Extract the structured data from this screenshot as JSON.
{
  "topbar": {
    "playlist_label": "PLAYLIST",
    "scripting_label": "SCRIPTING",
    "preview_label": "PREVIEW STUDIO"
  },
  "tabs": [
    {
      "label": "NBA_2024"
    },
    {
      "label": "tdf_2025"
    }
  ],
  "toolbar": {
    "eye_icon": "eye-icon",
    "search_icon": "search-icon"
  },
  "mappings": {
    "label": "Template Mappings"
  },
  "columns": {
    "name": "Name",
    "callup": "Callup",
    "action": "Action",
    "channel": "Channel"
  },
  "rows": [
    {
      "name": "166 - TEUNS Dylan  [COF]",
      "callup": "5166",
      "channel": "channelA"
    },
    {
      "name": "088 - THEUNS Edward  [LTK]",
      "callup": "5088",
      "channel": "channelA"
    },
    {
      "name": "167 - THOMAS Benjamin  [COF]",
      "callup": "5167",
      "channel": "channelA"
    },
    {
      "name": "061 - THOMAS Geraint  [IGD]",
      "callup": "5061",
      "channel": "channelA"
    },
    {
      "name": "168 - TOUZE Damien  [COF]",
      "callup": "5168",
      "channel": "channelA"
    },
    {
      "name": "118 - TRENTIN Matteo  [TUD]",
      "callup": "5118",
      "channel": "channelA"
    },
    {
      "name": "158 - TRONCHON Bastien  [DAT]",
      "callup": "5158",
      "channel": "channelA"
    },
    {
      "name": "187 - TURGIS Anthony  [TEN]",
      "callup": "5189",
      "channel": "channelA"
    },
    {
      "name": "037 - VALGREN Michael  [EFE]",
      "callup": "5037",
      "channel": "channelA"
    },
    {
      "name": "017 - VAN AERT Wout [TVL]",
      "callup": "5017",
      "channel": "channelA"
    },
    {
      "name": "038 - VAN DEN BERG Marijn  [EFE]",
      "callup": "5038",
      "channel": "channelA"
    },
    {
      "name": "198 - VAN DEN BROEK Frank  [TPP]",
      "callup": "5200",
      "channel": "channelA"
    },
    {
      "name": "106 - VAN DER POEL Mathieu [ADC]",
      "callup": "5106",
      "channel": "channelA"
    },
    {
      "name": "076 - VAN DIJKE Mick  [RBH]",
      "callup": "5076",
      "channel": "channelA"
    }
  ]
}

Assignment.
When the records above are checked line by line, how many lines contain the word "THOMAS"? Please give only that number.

Exercise response.
2